If you were holding out hope that Android Chrome would one day merge into some kind of super OS that marries the desktop mobile worlds once for all, ’s senior vice president for Android, Chrome, Chromecast Hiroshi ckheimer has some bad news for you: It’s not happening.
Speaking on the l About Android podcast, the mobile chief threw a giant bucket of cold water on the idea that the two platforms would eventually converge, despite recent rumors that suggest such a project is already in development at . “There’s no point in merging them,” ckheimer said, pointing out sales of that Chromebooks overtook Macs in the first quarter of this year. “They’re both successful.”
But that’s not to say the two platforms will stay entirely separate. You can already run Android apps on some Chromebooks ( more are on the way), ckheimer extolled the strategy of sharing features, saying ’s aim is “to make sure that both sides benefit from each other. … You’ll see a lot more of that happening, where we’re cross-pollinating, but not a merge.”

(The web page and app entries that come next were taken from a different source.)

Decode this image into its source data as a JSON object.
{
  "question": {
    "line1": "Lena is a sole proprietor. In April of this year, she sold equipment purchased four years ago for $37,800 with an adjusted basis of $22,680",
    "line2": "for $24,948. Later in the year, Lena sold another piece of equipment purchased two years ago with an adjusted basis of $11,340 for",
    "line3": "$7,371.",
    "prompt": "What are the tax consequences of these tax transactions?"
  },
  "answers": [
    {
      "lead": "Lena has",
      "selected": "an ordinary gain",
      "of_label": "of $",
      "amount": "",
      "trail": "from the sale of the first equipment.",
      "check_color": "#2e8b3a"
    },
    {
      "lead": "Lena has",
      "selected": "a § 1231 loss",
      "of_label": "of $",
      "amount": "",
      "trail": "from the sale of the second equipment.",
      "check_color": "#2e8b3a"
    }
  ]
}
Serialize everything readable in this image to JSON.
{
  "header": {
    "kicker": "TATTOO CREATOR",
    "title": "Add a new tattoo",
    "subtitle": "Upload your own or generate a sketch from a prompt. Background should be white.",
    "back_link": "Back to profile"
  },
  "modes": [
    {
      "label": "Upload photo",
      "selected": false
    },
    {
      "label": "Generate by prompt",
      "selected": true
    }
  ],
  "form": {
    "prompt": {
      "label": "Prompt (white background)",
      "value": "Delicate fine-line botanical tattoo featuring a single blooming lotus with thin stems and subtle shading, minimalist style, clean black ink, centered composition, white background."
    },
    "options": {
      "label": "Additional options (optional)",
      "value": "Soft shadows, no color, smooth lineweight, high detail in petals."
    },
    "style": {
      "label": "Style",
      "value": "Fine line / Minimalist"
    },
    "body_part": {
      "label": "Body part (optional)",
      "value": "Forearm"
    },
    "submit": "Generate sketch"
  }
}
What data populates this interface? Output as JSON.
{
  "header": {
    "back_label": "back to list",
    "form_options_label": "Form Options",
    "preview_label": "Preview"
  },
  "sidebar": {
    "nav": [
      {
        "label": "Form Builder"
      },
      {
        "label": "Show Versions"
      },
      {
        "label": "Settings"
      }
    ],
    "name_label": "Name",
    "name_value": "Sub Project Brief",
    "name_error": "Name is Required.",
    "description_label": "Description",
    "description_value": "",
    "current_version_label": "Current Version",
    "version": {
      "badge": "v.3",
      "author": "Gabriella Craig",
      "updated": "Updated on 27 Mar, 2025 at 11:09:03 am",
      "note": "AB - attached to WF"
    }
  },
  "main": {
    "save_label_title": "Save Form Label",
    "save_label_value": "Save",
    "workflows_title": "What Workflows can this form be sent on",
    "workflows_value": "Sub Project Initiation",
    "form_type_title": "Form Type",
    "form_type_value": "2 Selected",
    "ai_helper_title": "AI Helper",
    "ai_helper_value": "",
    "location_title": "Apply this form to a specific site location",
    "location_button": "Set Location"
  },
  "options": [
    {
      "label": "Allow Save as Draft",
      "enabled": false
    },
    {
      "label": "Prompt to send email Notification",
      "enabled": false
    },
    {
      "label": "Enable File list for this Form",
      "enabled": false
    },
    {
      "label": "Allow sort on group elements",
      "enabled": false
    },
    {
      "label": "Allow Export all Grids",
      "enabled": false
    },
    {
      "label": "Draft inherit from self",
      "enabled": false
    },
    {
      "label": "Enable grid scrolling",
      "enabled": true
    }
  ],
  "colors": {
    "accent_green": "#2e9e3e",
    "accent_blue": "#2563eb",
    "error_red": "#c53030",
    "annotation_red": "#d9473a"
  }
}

The impact on you at home: ’re all waiting for that magical all-in-one device to arrive that lets us seamlessly bounce between apps devices without skipping a beat, but forcing two distinct OSes together isn’t the right way to do it. Much like Apple has done with iOS OS X, there are plenty of ways that Chrome Android can integrate with each other to create a better experience on both sides. But is right to keep them separate. There may be a day when releases an OS that can scale to all of our devices do it all, but it will likely be a ground-up rethinking, not a hybrid.